So, if we go with that line of thinking, then the issue becomes the money that is owed to Martinez. His salary this year doesn’t seem like a huge deal to me — you’d be paying a little under $4 million for that final month’s salary — but the next two could be for some teams. Martinez is owed $19.35 million for both 2021 and 2022, again with the ability to opt out after next season. That is a drop from his salary the last few years, but rightfully or not some teams will not be willing to take on that salary, particularly considering the financial uncertainty brought on by the pandemic. The solution to this is fairly simple, though. The Red Sox can eat some money to make it more palatable and get a better return, something they are reportedly willing to do.
3. The DH Question
This, to me, is the most complicated part of a potential trade and the one that I most have no idea with which to do. Martinez is obviously not a player most teams will want to put in the outfield every day. That is not an issue this year as all 30 teams have the DH, but if you look forward and are of the mind that he is not opting out after this season, things are less clear. Nobody really knows whether or not the NL will have the DH next year, and so if you are an NL club and you trade for him then they take away the DH, you are left with a decision. You can either play Martinez in the outfield, which not only hurts your run prevention but also potentially opens up the veteran to more injuries, or you can try to flip him. But even if you try to flip him, you are suddenly dealing with a market of only a few teams with the clubs that can reasonably roster him cut in half. I tend to think the universal DH is here to say, but would I be willing to risk that gut feeling in a trade like this? I really have no idea.

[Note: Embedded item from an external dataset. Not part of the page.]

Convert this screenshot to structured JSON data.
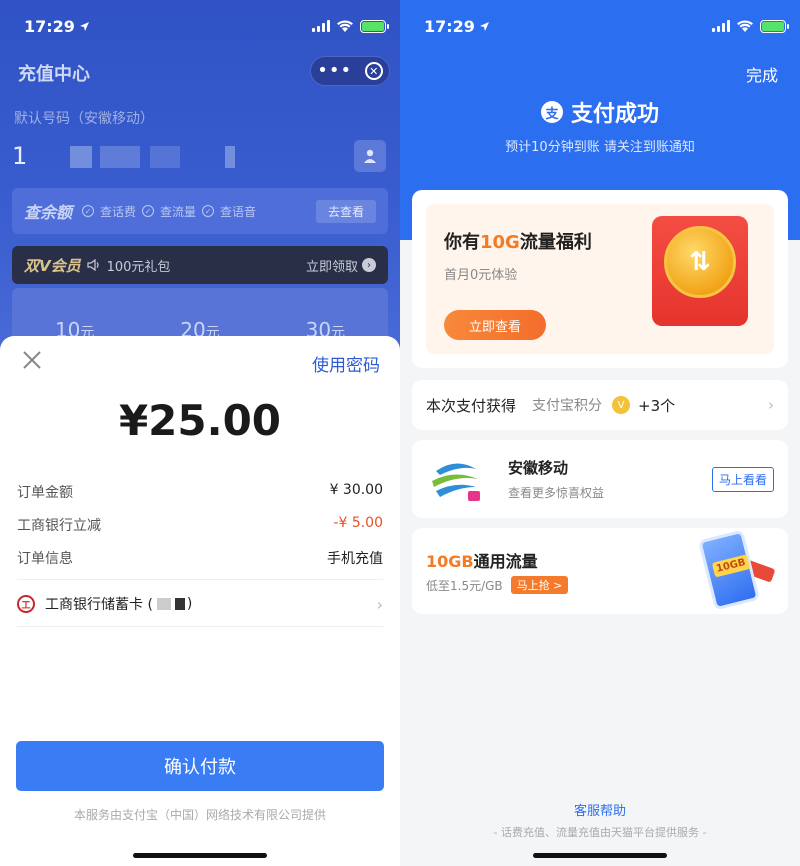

In addition to talent, two of the biggest factors that come into play in trade talks are years of control and age. We talked about the contract part of this, but it is also worth mentioning Martinez just celebrated his 33rd birthday earlier this month. That’s certainly not ancient in baseball terms, but it’s on the way down. Personally, though, I wouldn’t be too concerned about this if you can keep him at the DH spot. Some of this is certainly influenced by how worried you are about his current performance — if you think there are significantly troubling signs, then you are more likely to worry about the aging process. As someone who still believes in the talent, though, I look at players like Nelson Cruz and David Ortiz and see DH’s that weren’t affected by age. I think great hitters hit and they do so for a long time as long as that’s all they’re asked to do. I also think Martinez is a great hitter.

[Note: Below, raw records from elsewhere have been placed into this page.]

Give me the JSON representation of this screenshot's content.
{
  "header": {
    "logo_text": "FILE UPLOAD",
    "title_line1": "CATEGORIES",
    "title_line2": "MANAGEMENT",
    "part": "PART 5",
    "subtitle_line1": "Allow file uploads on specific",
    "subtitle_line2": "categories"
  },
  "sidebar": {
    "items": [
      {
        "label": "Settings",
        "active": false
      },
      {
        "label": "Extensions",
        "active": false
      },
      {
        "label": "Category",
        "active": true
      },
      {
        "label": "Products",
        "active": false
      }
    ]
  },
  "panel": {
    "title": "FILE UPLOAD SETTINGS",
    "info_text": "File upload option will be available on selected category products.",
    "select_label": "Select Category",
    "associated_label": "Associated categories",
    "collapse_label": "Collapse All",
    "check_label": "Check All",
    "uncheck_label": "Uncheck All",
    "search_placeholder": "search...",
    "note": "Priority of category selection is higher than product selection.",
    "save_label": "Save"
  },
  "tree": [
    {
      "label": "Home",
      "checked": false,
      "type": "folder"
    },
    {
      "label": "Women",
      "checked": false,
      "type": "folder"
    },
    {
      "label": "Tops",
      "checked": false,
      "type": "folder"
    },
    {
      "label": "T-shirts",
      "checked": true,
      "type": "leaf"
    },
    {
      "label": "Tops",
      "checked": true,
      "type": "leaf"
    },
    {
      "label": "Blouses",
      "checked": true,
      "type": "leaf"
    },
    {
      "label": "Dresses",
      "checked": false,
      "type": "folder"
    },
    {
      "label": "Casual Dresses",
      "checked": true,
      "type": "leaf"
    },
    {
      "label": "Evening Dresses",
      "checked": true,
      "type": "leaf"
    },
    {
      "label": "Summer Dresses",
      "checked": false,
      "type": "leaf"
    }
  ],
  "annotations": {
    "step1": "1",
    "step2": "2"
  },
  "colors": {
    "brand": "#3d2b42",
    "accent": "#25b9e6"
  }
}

So, where do we land? I’m still not sure! At the end of the day, I don’t believe we’ll see Martinez traded. The more I think about it, the more reasonable questions I see from other teams that would make them unwilling to give up a relatively large package to acquire him. I also don’t think the Red Sox can trade him without getting that relatively large package. If he has a big September and we get more clarity this winter on the universal DH, I think that’s when trade talks could heat up, but for now there’s just too much in the way.